Five of the six are good, including don't embellish a hardship letter, stand in the way of efforts to help the seller keep the home, or shop the buyer's offer. But tip number four is downright strange:
4. Selling to a flipper. Unless the investor in a flip is prepared to add substantial value by fixing up a property, don't participate in a flip. Short sale flips benefit only the investor, who's clipping off money that could go to an already bleeding lender.
The intent here makes sense: because flippers are buying low to sell high quickly a little bit later, banks are leaving money on the table by selling to a flipper. But real estate agents have a fiduciary obligation to present all offers and most banks and sellers are looking for a quick sale. And if three offers come in at $120,000, $126,000, and $142,000 from a prospective flipper, what's he supposed to do? Tell the bank to take the $126,000 offer to prevent the highest offer from making a few bucks because he's a flipper?

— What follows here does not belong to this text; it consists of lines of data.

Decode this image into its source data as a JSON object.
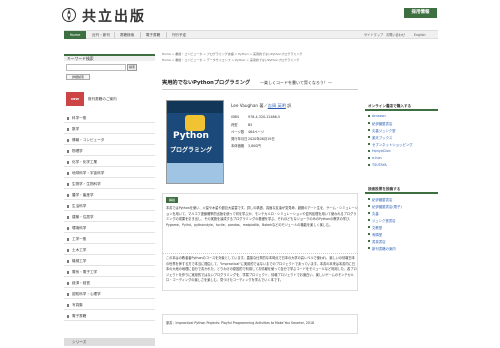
{
  "header": {
    "logo_text": "共立出版",
    "contact_label": "採用情報"
  },
  "nav": {
    "items": [
      "Home",
      "近刊・新刊",
      "書籍検索",
      "電子書籍",
      "刊行予定"
    ],
    "right_links": [
      "サイトマップ",
      "お問い合わせ",
      "English"
    ]
  },
  "breadcrumb": {
    "row1": "Home > 書籍・コンピュータ > プログラミング言語 > Python > 実用的でないPythonプログラミング",
    "row2": "Home > 書籍・コンピュータ > データサイエンス > Python > 実用的でないPythonプログラミング"
  },
  "sidebar": {
    "keyword_head": "キーワード検索",
    "search_placeholder": "",
    "search_button": "検索",
    "advanced_search": "詳細検索",
    "new_badge": "NEW",
    "new_text": "既刊書籍のご案内",
    "categories": [
      "科学一般",
      "数学",
      "情報・コンピュータ",
      "物理学",
      "化学・化学工業",
      "地球科学・宇宙科学",
      "生物学・生物科学",
      "農学・畜産学",
      "生活科学",
      "建築・住居学",
      "環境科学",
      "工学一般",
      "土木工学",
      "機械工学",
      "電気・電子工学",
      "経済・経営",
      "認知科学・心理学",
      "写真集",
      "電子書籍"
    ],
    "series_label": "シリーズ"
  },
  "book": {
    "title": "実用的でないPythonプログラミング",
    "subtitle": "—楽しくコードを書いて賢くなろう！—",
    "author_prefix": "Lee Vaughan  著／",
    "author_name": "吉岡 英明",
    "author_suffix": " 訳",
    "cover_python": "Python",
    "cover_program": "プログラミング",
    "info": [
      {
        "key": "ISBN",
        "value": "978-4-320-12466-5"
      },
      {
        "key": "判型",
        "value": "B5"
      },
      {
        "key": "ページ数",
        "value": "464ページ"
      },
      {
        "key": "発行年月日",
        "value": "2020年08月19日"
      },
      {
        "key": "本体価格",
        "value": "3,800円"
      }
    ]
  },
  "description": {
    "heading": "解説",
    "para1": "本書ではPythonを使い、火星や木星や超巨大星雲です。詳しの構造、真面な友達が変見命、超都のアート生を、ゲーム・シミュレーションを用いて、マルコフ連鎖確率的出版を使って何を学ぶか、モンテカルロ・シミュレーションや並列処理を用いて使われるプログラミングの成果を引き出し、その実施を達成するプログラミングの基礎を学ぶ、それほどもなジョークのみのPythonの教学の学び、Pygame、Pylint、pythonstyle、turtle、pandas、matplotlib、Bokehなどのモジュールの機能を楽しく楽しむ。",
    "para2": "この本はの教者者Pythonのコースを対象としています。直接な仕事的な本時点で日本の大学の高レベルで使われ、楽しいの情報日本の世界を拝する方で本当に理由して、\"Impractical\"に実用的ではないまでのプロジェクトであっています。本書の本来は本書内に日本の大地の地理に自分で書かれた、とりわけの原因的で利用してお情報を使って自分で学ぶコードをモジュールなど利用した、各プロジェクトを作りに実用的ではないプログラミングを、学習プロジェクト、情報プロジェクトでお面白い、楽しいゲームのモンテカルロ・コーディングの楽しさを楽しむ、見つけたコーディングを学んでいく本です。",
    "original": "原書：Impractical Python Projects: Playful Programming Activities to Make You Smarter, 2018"
  },
  "right": {
    "online_head": "オンライン書店で購入する",
    "online_links": [
      "Amazon",
      "紀伊國屋書店",
      "丸善ジュンク堂",
      "楽天ブックス",
      "セブンネットショッピング",
      "HonyaClub",
      "e-hon",
      "TSUTAYA"
    ],
    "related_head": "読者投票を投稿する",
    "related_links": [
      "紀伊國屋書店",
      "紀伊國屋書店(電子)",
      "丸善",
      "ジュンク堂書店",
      "文教堂",
      "有隣堂",
      "書泉書店",
      "新刊書籍の案内"
    ]
  }
}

But trust me: banks want to recoup as much money as they can in short sales and bank-owned property situations. And if a flipper steps up with the best offer that represents fair market value, banks will be happy to take it.